Background: The objective of this study was to evaluate whether the neutrophil elastase (NE) inhibitor, sivelestat, improves leukocyte deformability and pulmonary function in patients with acute lung injury (ALI).
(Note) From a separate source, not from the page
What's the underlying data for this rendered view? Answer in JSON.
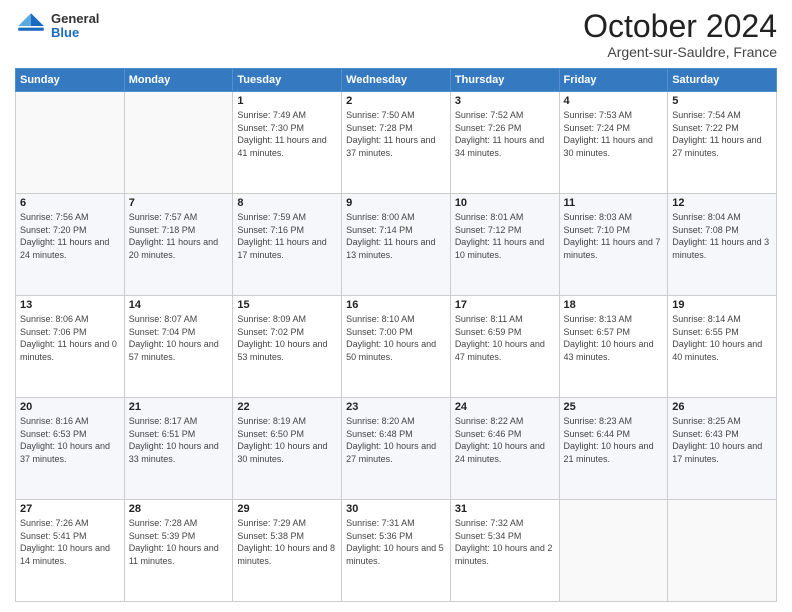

Patients and Methods: Twenty-four patients with systemic inflammatory response syndrome (SIRS) were divided into two groups: those with ALI (ALI group, n = 14), and those without ALI (non-ALI group, n = 10). Within 72 hours after the diagnosis, we measured the total leukocyte count (TLC), C-reactive protein (CRP) level, NE concentration, APACHE II score, Goris multiple organ failure (MOF) index, respiratory index (RI), lung injury score (LIS), and oxygenation index (P/F ratio). Leukocyte deformability was examined with a microchannel array etched on a single-crystal silicon tip that simulates the microvasculature. The number of obstructed microchannels (NOM) because of stiffened neutrophils and transit time (TT), defined as the time needed for 100 μL of whole blood to pass through the microchannels, were determined.
We then administered sivelestat (4.8 mg/kg/d) to nine ALI patients (sivelestat group) for 5 days and compared with seven ALI patients treated previously without sivelestat (conventional group). The factors described above were measured before and 5 days after treatment.
Results: There were no significant differences in age, TLC, CRP, APACHE II score, and MOF index between ALI and non-ALI group. RI and LIS were higher and the P/F ratio was significantly lower in the ALI group than in the non-ALI group. NE concentration, NOM, and TT were significantly higher in the ALI group than in the non-ALI group (p < 0.05).
After 5 days of treatment with sivelestat, the APACHE II score, MOF index, RI, LIS, NE concentration, TT, and NOM were lower and the P/F ratio was significantly higher than baseline values and those in the conventional group (p < 0.05).
Conclusion: NE concentration and neutrophil ridigity are significantly increased in SIRS patients with ALI. Sivelestat appears to reduce NE concentration and neutrophil stiffness and improve pulmonary oxygenation in patients with ALI.
Department of Traumatology and Acute Critical Medicine, Osaka University Graduate School of Medicine, Suita, Osaka 565-0871, Japan.
Submitted for publication October 6, 2005.
Accepted for publication February 22, 2006.
Presented at the 64th Annual Meeting of the American Association for the Surgery of Trauma, September 22–24, 2005, Atlanta, Georgia.
Address for Reprints: Yoshiaki Inoue, MD, Department of Traumatology and Acute Critical Medicine, Osaka University Graduate School of Medicine, 2-15 Yamadaoka, Suita, Osaka 565-0871, Japan; email: email@example.com.